(Data listing)

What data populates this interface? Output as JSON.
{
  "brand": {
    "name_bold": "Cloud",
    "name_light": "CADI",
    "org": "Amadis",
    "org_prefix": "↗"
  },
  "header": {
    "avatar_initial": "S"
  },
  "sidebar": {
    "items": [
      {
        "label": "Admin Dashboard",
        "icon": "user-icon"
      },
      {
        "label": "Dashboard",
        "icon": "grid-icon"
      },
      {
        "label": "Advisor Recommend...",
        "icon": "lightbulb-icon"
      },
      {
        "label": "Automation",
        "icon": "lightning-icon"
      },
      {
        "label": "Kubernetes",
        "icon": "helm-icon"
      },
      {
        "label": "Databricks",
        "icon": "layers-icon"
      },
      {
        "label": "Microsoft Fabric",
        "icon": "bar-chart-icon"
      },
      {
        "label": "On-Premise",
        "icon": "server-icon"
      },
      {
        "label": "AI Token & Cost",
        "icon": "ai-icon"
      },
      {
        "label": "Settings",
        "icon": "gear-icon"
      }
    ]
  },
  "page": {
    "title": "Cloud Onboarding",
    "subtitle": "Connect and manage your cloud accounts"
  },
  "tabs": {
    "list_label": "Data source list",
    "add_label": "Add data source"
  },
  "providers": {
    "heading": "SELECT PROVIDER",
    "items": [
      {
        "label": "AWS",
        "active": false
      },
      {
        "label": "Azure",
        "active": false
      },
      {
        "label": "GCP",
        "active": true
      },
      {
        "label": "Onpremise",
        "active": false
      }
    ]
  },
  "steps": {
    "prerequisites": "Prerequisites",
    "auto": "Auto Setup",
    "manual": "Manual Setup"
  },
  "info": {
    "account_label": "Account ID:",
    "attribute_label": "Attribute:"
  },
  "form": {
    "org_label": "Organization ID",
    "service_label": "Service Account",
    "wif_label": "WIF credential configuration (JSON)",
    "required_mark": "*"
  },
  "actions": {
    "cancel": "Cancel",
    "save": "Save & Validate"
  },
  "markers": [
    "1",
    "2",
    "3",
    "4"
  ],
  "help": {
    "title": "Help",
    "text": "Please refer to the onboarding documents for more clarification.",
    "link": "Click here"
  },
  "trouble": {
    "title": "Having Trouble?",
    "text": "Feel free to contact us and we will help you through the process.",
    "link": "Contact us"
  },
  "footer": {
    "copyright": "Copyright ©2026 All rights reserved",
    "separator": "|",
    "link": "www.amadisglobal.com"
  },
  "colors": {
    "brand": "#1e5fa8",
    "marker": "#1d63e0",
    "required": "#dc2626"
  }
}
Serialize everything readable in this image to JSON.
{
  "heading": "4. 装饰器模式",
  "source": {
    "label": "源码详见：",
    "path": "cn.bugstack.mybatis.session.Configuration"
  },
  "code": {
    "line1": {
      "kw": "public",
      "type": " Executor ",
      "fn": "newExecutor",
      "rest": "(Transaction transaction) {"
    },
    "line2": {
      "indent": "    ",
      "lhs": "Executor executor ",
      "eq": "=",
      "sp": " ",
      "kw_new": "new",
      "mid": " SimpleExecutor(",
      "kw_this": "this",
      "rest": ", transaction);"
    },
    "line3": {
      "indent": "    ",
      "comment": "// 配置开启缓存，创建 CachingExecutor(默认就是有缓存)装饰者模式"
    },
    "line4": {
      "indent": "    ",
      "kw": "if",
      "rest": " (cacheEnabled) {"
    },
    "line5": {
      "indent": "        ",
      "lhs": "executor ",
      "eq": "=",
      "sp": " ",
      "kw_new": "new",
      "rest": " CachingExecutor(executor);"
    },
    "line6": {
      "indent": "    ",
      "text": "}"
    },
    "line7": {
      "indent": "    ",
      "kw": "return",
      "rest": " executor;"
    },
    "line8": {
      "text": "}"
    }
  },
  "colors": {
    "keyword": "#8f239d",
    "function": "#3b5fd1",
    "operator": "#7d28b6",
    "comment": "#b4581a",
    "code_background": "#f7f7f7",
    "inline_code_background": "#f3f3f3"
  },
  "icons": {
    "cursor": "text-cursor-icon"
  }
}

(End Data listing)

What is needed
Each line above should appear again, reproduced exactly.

Response
What data populates this interface? Output as JSON.
{
  "brand": {
    "name_bold": "Cloud",
    "name_light": "CADI",
    "org": "Amadis",
    "org_prefix": "↗"
  },
  "header": {
    "avatar_initial": "S"
  },
  "sidebar": {
    "items": [
      {
        "label": "Admin Dashboard",
        "icon": "user-icon"
      },
      {
        "label": "Dashboard",
        "icon": "grid-icon"
      },
      {
        "label": "Advisor Recommend...",
        "icon": "lightbulb-icon"
      },
      {
        "label": "Automation",
        "icon": "lightning-icon"
      },
      {
        "label": "Kubernetes",
        "icon": "helm-icon"
      },
      {
        "label": "Databricks",
        "icon": "layers-icon"
      },
      {
        "label": "Microsoft Fabric",
        "icon": "bar-chart-icon"
      },
      {
        "label": "On-Premise",
        "icon": "server-icon"
      },
      {
        "label": "AI Token & Cost",
        "icon": "ai-icon"
      },
      {
        "label": "Settings",
        "icon": "gear-icon"
      }
    ]
  },
  "page": {
    "title": "Cloud Onboarding",
    "subtitle": "Connect and manage your cloud accounts"
  },
  "tabs": {
    "list_label": "Data source list",
    "add_label": "Add data source"
  },
  "providers": {
    "heading": "SELECT PROVIDER",
    "items": [
      {
        "label": "AWS",
        "active": false
      },
      {
        "label": "Azure",
        "active": false
      },
      {
        "label": "GCP",
        "active": true
      },
      {
        "label": "Onpremise",
        "active": false
      }
    ]
  },
  "steps": {
    "prerequisites": "Prerequisites",
    "auto": "Auto Setup",
    "manual": "Manual Setup"
  },
  "info": {
    "account_label": "Account ID:",
    "attribute_label": "Attribute:"
  },
  "form": {
    "org_label": "Organization ID",
    "service_label": "Service Account",
    "wif_label": "WIF credential configuration (JSON)",
    "required_mark": "*"
  },
  "actions": {
    "cancel": "Cancel",
    "save": "Save & Validate"
  },
  "markers": [
    "1",
    "2",
    "3",
    "4"
  ],
  "help": {
    "title": "Help",
    "text": "Please refer to the onboarding documents for more clarification.",
    "link": "Click here"
  },
  "trouble": {
    "title": "Having Trouble?",
    "text": "Feel free to contact us and we will help you through the process.",
    "link": "Contact us"
  },
  "footer": {
    "copyright": "Copyright ©2026 All rights reserved",
    "separator": "|",
    "link": "www.amadisglobal.com"
  },
  "colors": {
    "brand": "#1e5fa8",
    "marker": "#1d63e0",
    "required": "#dc2626"
  }
}
Serialize everything readable in this image to JSON.
{
  "heading": "4. 装饰器模式",
  "source": {
    "label": "源码详见：",
    "path": "cn.bugstack.mybatis.session.Configuration"
  },
  "code": {
    "line1": {
      "kw": "public",
      "type": " Executor ",
      "fn": "newExecutor",
      "rest": "(Transaction transaction) {"
    },
    "line2": {
      "indent": "    ",
      "lhs": "Executor executor ",
      "eq": "=",
      "sp": " ",
      "kw_new": "new",
      "mid": " SimpleExecutor(",
      "kw_this": "this",
      "rest": ", transaction);"
    },
    "line3": {
      "indent": "    ",
      "comment": "// 配置开启缓存，创建 CachingExecutor(默认就是有缓存)装饰者模式"
    },
    "line4": {
      "indent": "    ",
      "kw": "if",
      "rest": " (cacheEnabled) {"
    },
    "line5": {
      "indent": "        ",
      "lhs": "executor ",
      "eq": "=",
      "sp": " ",
      "kw_new": "new",
      "rest": " CachingExecutor(executor);"
    },
    "line6": {
      "indent": "    ",
      "text": "}"
    },
    "line7": {
      "indent": "    ",
      "kw": "return",
      "rest": " executor;"
    },
    "line8": {
      "text": "}"
    }
  },
  "colors": {
    "keyword": "#8f239d",
    "function": "#3b5fd1",
    "operator": "#7d28b6",
    "comment": "#b4581a",
    "code_background": "#f7f7f7",
    "inline_code_background": "#f3f3f3"
  },
  "icons": {
    "cursor": "text-cursor-icon"
  }
}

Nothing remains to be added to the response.